The Heart of Organizing podcast

I recently listened to all 25 episodes of THE HEART OF ORGANIZING, a podcast by the veteran San Francisco Bay Area professional organizer Andy Hartman of Clutter Free Services. Andy produced the series in 2009-2011 but it remains just as relevant and inspirational today.

Before beginning an organizing project, he encourages listeners to devote serious thought to exactly what they want to achieve and crucially, why. Only once you've determined what is important to you can you select and arrange your possessions to support those values.

He breaks down organizing projects into three "S's" -- simplify, sort, and store. To put it briefly:

  • Simplify. Getting rid of things that are obsolete, broken, not being used, accessible online, redundant with other possessions, or have low value for you (do not support what is important in your life or uplift you.)
  • Sort. Determining categories with whatever level of specificity works for you, and putting like with like. When categories overlap, choose one and cross-reference.
  • Store. Assigning each category a home and if necessary, a container. The stuff you use most often should be most accessible, the size of category should match the size of the space, and ideally the home should match the function (where you use something).

The first two steps, simplifying and sorting, can be done in either order or simultaneously. If you have difficulty simplifying, Andy recommends that you sort first to see what you have and where you have redundancies. And simplifying does not have to mean discarding. Andy offers a helpful episode and corresponding webpage with Resources for donating, selling, and re-cycling.  

If you need motivation to get started, check out his episode on "The Hidden Costs of Stuff." Consider the costs of losing things among the clutter and buying duplicates of what you already own; of late fees and damaged credit score for late bills; of off-site storage of unused belongings and of transporting them when you move. Things deteriorate from non-use. How much does it cost to maintain your things free from dust and pests? Is disorganization impacting your quality of life? Are you serving your stuff, instead of your stuff serving you? 

Marie Kondo's magical folding method

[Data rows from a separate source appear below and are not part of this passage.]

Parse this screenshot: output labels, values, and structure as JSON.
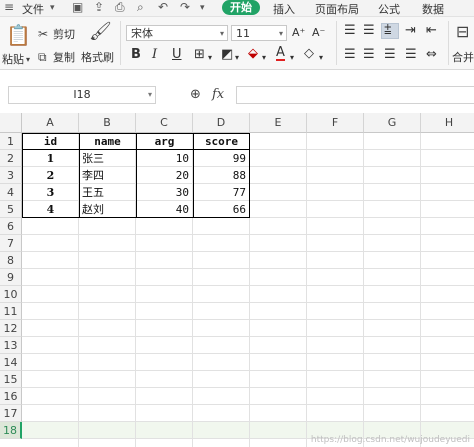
{
  "menu": {
    "file": "文件",
    "start": "开始",
    "insert": "插入",
    "page_layout": "页面布局",
    "formulas": "公式",
    "data": "数据"
  },
  "ribbon": {
    "paste": "粘贴",
    "cut": "剪切",
    "copy": "复制",
    "format_painter": "格式刷",
    "font_name": "宋体",
    "font_size": "11",
    "merge": "合并"
  },
  "formula_bar": {
    "name_box": "I18",
    "fx": "fx",
    "value": ""
  },
  "grid": {
    "columns": [
      "A",
      "B",
      "C",
      "D",
      "E",
      "F",
      "G",
      "H"
    ],
    "rows": [
      "1",
      "2",
      "3",
      "4",
      "5",
      "6",
      "7",
      "8",
      "9",
      "10",
      "11",
      "12",
      "13",
      "14",
      "15",
      "16",
      "17",
      "18"
    ],
    "active_row": "18",
    "table_header": [
      "id",
      "name",
      "arg",
      "score"
    ],
    "table_rows": [
      [
        "1",
        "张三",
        "10",
        "99"
      ],
      [
        "2",
        "李四",
        "20",
        "88"
      ],
      [
        "3",
        "王五",
        "30",
        "77"
      ],
      [
        "4",
        "赵刘",
        "40",
        "66"
      ]
    ]
  },
  "watermark": "https://blog.csdn.net/wujoudeyuedi"
}
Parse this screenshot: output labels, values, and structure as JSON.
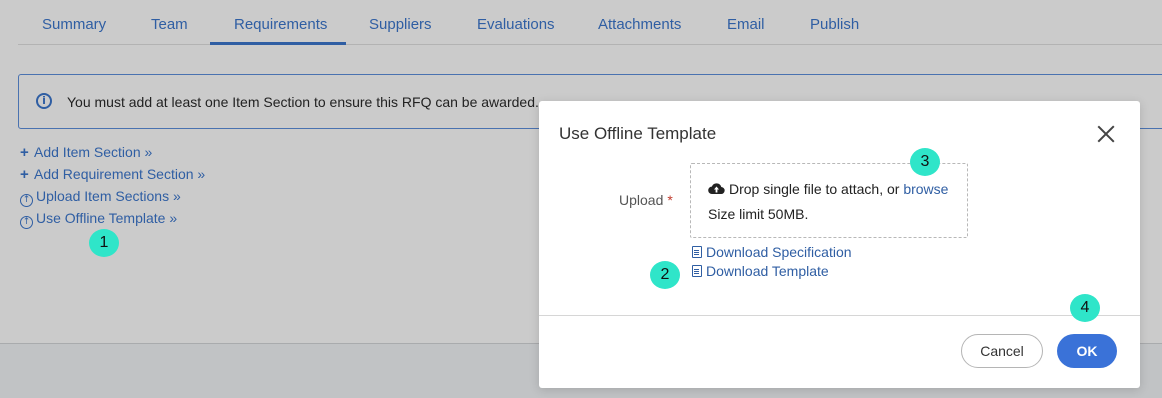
{
  "tabs": [
    {
      "label": "Summary"
    },
    {
      "label": "Team"
    },
    {
      "label": "Requirements",
      "active": true
    },
    {
      "label": "Suppliers"
    },
    {
      "label": "Evaluations"
    },
    {
      "label": "Attachments"
    },
    {
      "label": "Email"
    },
    {
      "label": "Publish"
    }
  ],
  "info": {
    "icon": "info-icon",
    "text": "You must add at least one Item Section to ensure this RFQ can be awarded."
  },
  "actions": [
    {
      "label": "Add Item Section »",
      "icon": "plus-icon"
    },
    {
      "label": "Add Requirement Section »",
      "icon": "plus-icon"
    },
    {
      "label": "Upload Item Sections »",
      "icon": "upload-icon"
    },
    {
      "label": "Use Offline Template »",
      "icon": "upload-icon"
    }
  ],
  "markers": [
    "1",
    "2",
    "3",
    "4"
  ],
  "modal": {
    "title": "Use Offline Template",
    "upload_label": "Upload",
    "required_mark": "*",
    "drop_text": "Drop single file to attach, or",
    "browse": "browse",
    "size_limit": "Size limit 50MB.",
    "download_spec": "Download Specification",
    "download_template": "Download Template",
    "cancel": "Cancel",
    "ok": "OK"
  },
  "colors": {
    "accent": "#2f5ea3",
    "ok_button": "#3a72d8",
    "marker": "#2fe5c9",
    "overlay_background": "#cbcbcb"
  }
}
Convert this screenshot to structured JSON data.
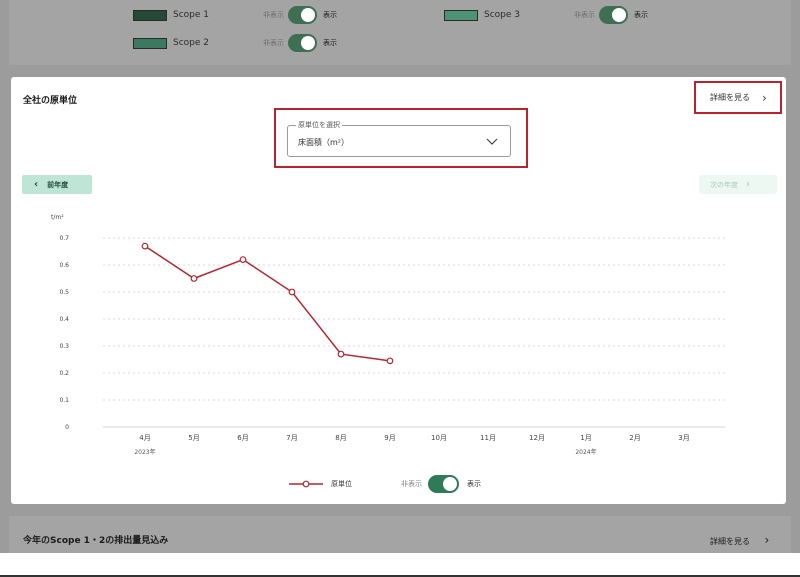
{
  "scope_legend": {
    "items": [
      {
        "label": "Scope 1",
        "color": "#254837",
        "hide": "非表示",
        "show": "表示"
      },
      {
        "label": "Scope 2",
        "color": "#3b7a60",
        "hide": "非表示",
        "show": "表示"
      },
      {
        "label": "Scope 3",
        "color": "#4d9274",
        "hide": "非表示",
        "show": "表示"
      }
    ]
  },
  "card": {
    "title": "全社の原単位",
    "detail_label": "詳細を見る",
    "select_label": "原単位を選択",
    "select_value": "床面積（m²）",
    "prev_label": "前年度",
    "next_label": "次の年度"
  },
  "chart_data": {
    "type": "line",
    "unit": "t/m²",
    "x": [
      "4月",
      "5月",
      "6月",
      "7月",
      "8月",
      "9月",
      "10月",
      "11月",
      "12月",
      "1月",
      "2月",
      "3月"
    ],
    "year_labels": [
      {
        "index": 0,
        "label": "2023年"
      },
      {
        "index": 9,
        "label": "2024年"
      }
    ],
    "series": [
      {
        "name": "原単位",
        "color": "#b8232d",
        "values": [
          0.67,
          0.55,
          0.62,
          0.5,
          0.27,
          0.245,
          null,
          null,
          null,
          null,
          null,
          null
        ]
      }
    ],
    "yticks": [
      "0",
      "0.1",
      "0.2",
      "0.3",
      "0.4",
      "0.5",
      "0.6",
      "0.7"
    ],
    "ylim": [
      0,
      0.7
    ],
    "grid": true,
    "legend_position": "bottom"
  },
  "legend": {
    "name": "原単位",
    "hide": "非表示",
    "show": "表示"
  },
  "bottom_card": {
    "title": "今年のScope 1・2の排出量見込み",
    "link_label": "詳細を見る"
  }
}
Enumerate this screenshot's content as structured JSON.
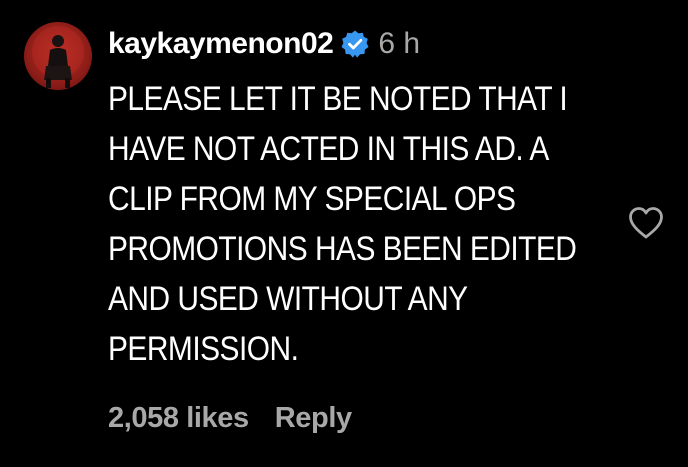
{
  "comment": {
    "username": "kaykaymenon02",
    "time": "6 h",
    "text_lines": [
      "PLEASE LET IT BE NOTED THAT I",
      "HAVE NOT ACTED IN THIS AD. A",
      "CLIP FROM MY SPECIAL OPS",
      "PROMOTIONS HAS BEEN EDITED",
      "AND USED WITHOUT ANY",
      "PERMISSION."
    ],
    "likes": "2,058 likes",
    "reply_label": "Reply"
  },
  "icons": {
    "avatar": "profile-avatar",
    "verified": "verified-badge-icon",
    "like": "heart-outline-icon"
  },
  "colors": {
    "background": "#000000",
    "text": "#ffffff",
    "muted": "#a8a8a8",
    "verified": "#3897f0"
  }
}
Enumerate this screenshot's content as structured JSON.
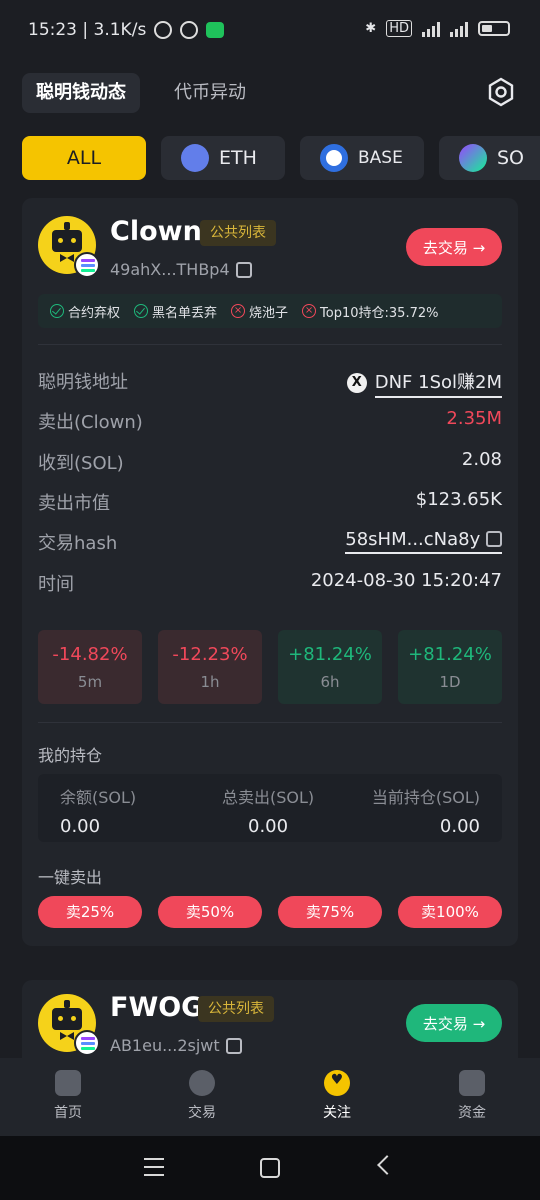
{
  "status": {
    "time_net": "15:23 | 3.1K/s",
    "right_label": "HD"
  },
  "topnav": {
    "tab_active": "聪明钱动态",
    "tab_other": "代币异动"
  },
  "chips": [
    "ALL",
    "ETH",
    "BASE",
    "SO"
  ],
  "card1": {
    "name": "Clown",
    "tag": "公共列表",
    "address": "49ahX...THBp4",
    "trade_label": "去交易 →",
    "checks": [
      "合约弃权",
      "黑名单丢弃",
      "烧池子",
      "Top10持仓:35.72%"
    ],
    "rows": [
      {
        "label": "聪明钱地址",
        "value": "DNF 1Sol赚2M"
      },
      {
        "label": "卖出(Clown)",
        "value": "2.35M"
      },
      {
        "label": "收到(SOL)",
        "value": "2.08"
      },
      {
        "label": "卖出市值",
        "value": "$123.65K"
      },
      {
        "label": "交易hash",
        "value": "58sHM...cNa8y"
      },
      {
        "label": "时间",
        "value": "2024-08-30 15:20:47"
      }
    ],
    "changes": [
      {
        "value": "-14.82%",
        "period": "5m"
      },
      {
        "value": "-12.23%",
        "period": "1h"
      },
      {
        "value": "+81.24%",
        "period": "6h"
      },
      {
        "value": "+81.24%",
        "period": "1D"
      }
    ],
    "holdings_title": "我的持仓",
    "holdings": [
      {
        "label": "余额(SOL)",
        "value": "0.00"
      },
      {
        "label": "总卖出(SOL)",
        "value": "0.00"
      },
      {
        "label": "当前持仓(SOL)",
        "value": "0.00"
      }
    ],
    "sell_title": "一键卖出",
    "sell_buttons": [
      "卖25%",
      "卖50%",
      "卖75%",
      "卖100%"
    ]
  },
  "card2": {
    "name": "FWOG",
    "tag": "公共列表",
    "address": "AB1eu...2sjwt",
    "trade_label": "去交易 →"
  },
  "tabbar": [
    "首页",
    "交易",
    "关注",
    "资金"
  ],
  "colors": {
    "accent": "#f5c400",
    "sell_red": "#f0485a",
    "buy_green": "#1fb77b"
  }
}
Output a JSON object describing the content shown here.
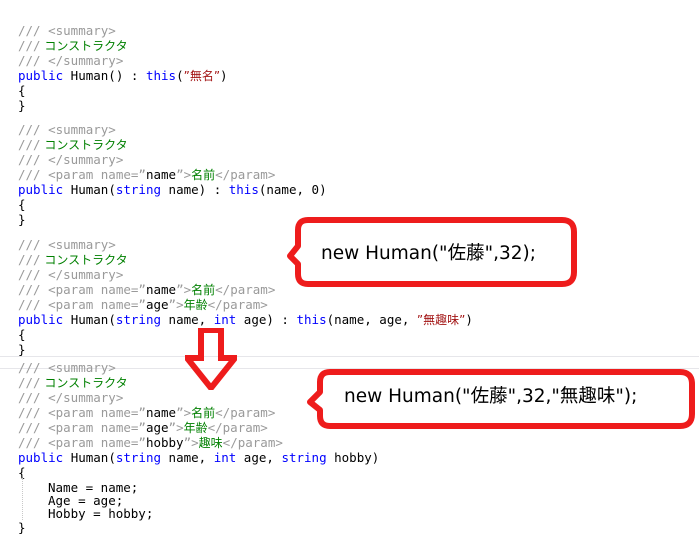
{
  "editor": {
    "language": "csharp",
    "background": "#ffffff",
    "colors": {
      "comment": "#9a9a9a",
      "comment_text": "#008000",
      "keyword": "#0000ff",
      "string": "#a31515",
      "plain": "#000000",
      "divider": "#e6e6ea",
      "indent_guide": "#c8c8c8",
      "annotation": "#ee1c1c"
    },
    "code_blocks": [
      {
        "name": "constructor-default",
        "lines": [
          {
            "slash": "///",
            "tag": " <summary>"
          },
          {
            "slash": "///",
            "jp": " コンストラクタ"
          },
          {
            "slash": "///",
            "tag": " </summary>"
          },
          {
            "signature": "public Human() : this(\"無名\")"
          },
          {
            "brace": "{"
          },
          {
            "brace": "}"
          }
        ]
      },
      {
        "name": "constructor-name",
        "lines": [
          {
            "slash": "///",
            "tag": " <summary>"
          },
          {
            "slash": "///",
            "jp": " コンストラクタ"
          },
          {
            "slash": "///",
            "tag": " </summary>"
          },
          {
            "slash": "///",
            "param": " <param name=\"name\">名前</param>"
          },
          {
            "signature": "public Human(string name) : this(name, 0)"
          },
          {
            "brace": "{"
          },
          {
            "brace": "}"
          }
        ]
      },
      {
        "name": "constructor-name-age",
        "lines": [
          {
            "slash": "///",
            "tag": " <summary>"
          },
          {
            "slash": "///",
            "jp": " コンストラクタ"
          },
          {
            "slash": "///",
            "tag": " </summary>"
          },
          {
            "slash": "///",
            "param": " <param name=\"name\">名前</param>"
          },
          {
            "slash": "///",
            "param": " <param name=\"age\">年齢</param>"
          },
          {
            "signature": "public Human(string name, int age) : this(name, age, \"無趣味\")"
          },
          {
            "brace": "{"
          },
          {
            "brace": "}"
          }
        ]
      },
      {
        "name": "constructor-name-age-hobby",
        "lines": [
          {
            "slash": "///",
            "tag": " <summary>"
          },
          {
            "slash": "///",
            "jp": " コンストラクタ"
          },
          {
            "slash": "///",
            "tag": " </summary>"
          },
          {
            "slash": "///",
            "param": " <param name=\"name\">名前</param>"
          },
          {
            "slash": "///",
            "param": " <param name=\"age\">年齢</param>"
          },
          {
            "slash": "///",
            "param": " <param name=\"hobby\">趣味</param>"
          },
          {
            "signature": "public Human(string name, int age, string hobby)"
          },
          {
            "brace": "{"
          },
          {
            "body": "Name = name;"
          },
          {
            "body": "Age = age;"
          },
          {
            "body": "Hobby = hobby;"
          },
          {
            "brace": "}"
          }
        ]
      }
    ],
    "tokens": {
      "slash": "///",
      "summary_open": " <summary>",
      "summary_close": " </summary>",
      "comment_jp": " コンストラクタ",
      "param_open_pre": " <param name=",
      "quote": "\"",
      "gt": ">",
      "param_close": "</param>",
      "param_name_name": "name",
      "param_name_age": "age",
      "param_name_hobby": "hobby",
      "param_jp_name": "名前",
      "param_jp_age": "年齢",
      "param_jp_hobby": "趣味",
      "kw_public": "public",
      "kw_this": "this",
      "kw_string": "string",
      "kw_int": "int",
      "type_human": "Human",
      "open_brace": "{",
      "close_brace": "}",
      "sig1_rest": " Human() : ",
      "sig1_args": "(\"無名\")",
      "str_muumei": "無名",
      "str_mushumi": "無趣味",
      "assign_name": "Name = name;",
      "assign_age": "Age = age;",
      "assign_hobby": "Hobby = hobby;"
    }
  },
  "annotations": {
    "arrow_down": {
      "name": "red-down-arrow",
      "color": "#ee1c1c"
    },
    "callouts": [
      {
        "id": "callout-1",
        "text": "new Human(\"佐藤\",32);",
        "border_color": "#ee1c1c",
        "fill": "#ffffff",
        "points_to": "constructor-name-age"
      },
      {
        "id": "callout-2",
        "text": "new Human(\"佐藤\",32,\"無趣味\");",
        "border_color": "#ee1c1c",
        "fill": "#ffffff",
        "points_to": "constructor-name-age-hobby"
      }
    ]
  }
}
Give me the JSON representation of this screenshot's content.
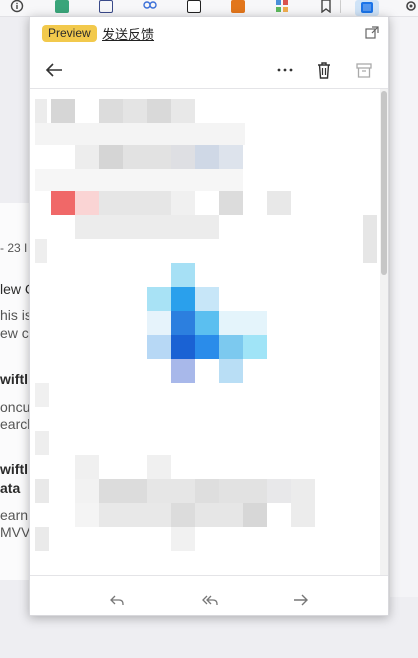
{
  "popup": {
    "badge": "Preview",
    "feedback": "发送反馈"
  },
  "background": {
    "lines": [
      "- 23 I",
      "lew C",
      "his is",
      "ew c",
      "wiftl",
      "oncu",
      "earch",
      "wiftl",
      "ata",
      "earn",
      "MVVM"
    ]
  },
  "icons": {
    "toolbar": [
      "info-icon",
      "extension-s-icon",
      "document-icon",
      "owl-icon",
      "notion-icon",
      "fox-icon",
      "grid-icon",
      "bookmark-icon",
      "divider-icon",
      "outlook-icon",
      "gear-icon"
    ],
    "header": [
      "back-arrow-icon",
      "more-options-icon",
      "delete-icon",
      "archive-icon"
    ],
    "footer": [
      "reply-icon",
      "reply-all-icon",
      "forward-icon"
    ]
  },
  "colors": {
    "badge_bg": "#f2c94c",
    "image_blue_dark": "#1a73e8",
    "image_blue_light": "#a6e0f5"
  }
}
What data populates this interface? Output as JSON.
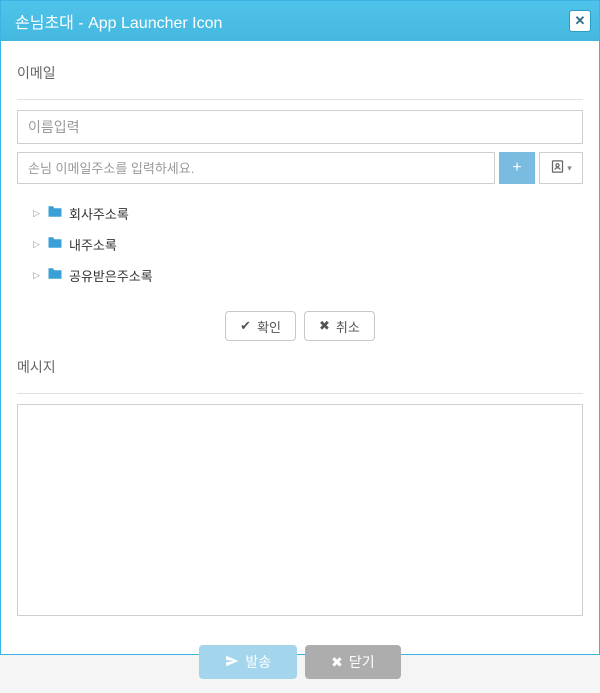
{
  "window": {
    "title": "손님초대 - App Launcher Icon"
  },
  "email": {
    "section_label": "이메일",
    "name_placeholder": "이름입력",
    "email_placeholder": "손님 이메일주소를 입력하세요.",
    "add_label": "+",
    "tree": [
      {
        "label": "회사주소록"
      },
      {
        "label": "내주소록"
      },
      {
        "label": "공유받은주소록"
      }
    ],
    "confirm_label": "확인",
    "cancel_label": "취소"
  },
  "message": {
    "section_label": "메시지"
  },
  "footer": {
    "send_label": "발송",
    "close_label": "닫기"
  },
  "colors": {
    "titlebar": "#45b8e0",
    "accent": "#3aa1d8"
  }
}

After reading Marie Kondo's mega-bestseller THE LIFE-CHANGING MAGIC OF TIDYING UP, I couldn't wait to try out her unique folding method.

She recommends folding garments in thirds vertically and horizontally so that they stand up in a drawer or other container like files, instead of in stacks which press wrinkles into clothes. Kondo's method looks beautiful and has the added benefit of making all of your items visible at once so that you can:

  • incorporate more of your items into regular rotation instead of picking from the top of a stack
  • more easily see redundancy or gaps in what you own
  • not waste time sorting through a stack for a particular item

The incredible part is that it takes up less space. I had a hard time believing this until I re-folded the contents of my dresser and ended up with an entire empty drawer

It's been a few weeks since my conversion to Kondo's method. Folding clean laundry takes a few extra minutes as I'm still getting accustomed to it. Even if I don't get much faster, I'd have to say it's worth it for wrinkle-free clothes, extra drawer space, and being able to see all my items standing neatly in a row. 

Give it a try and let me know what you think!

Image courtesy of  @letsjustorderapizza

Image courtesy of @letsjustorderapizza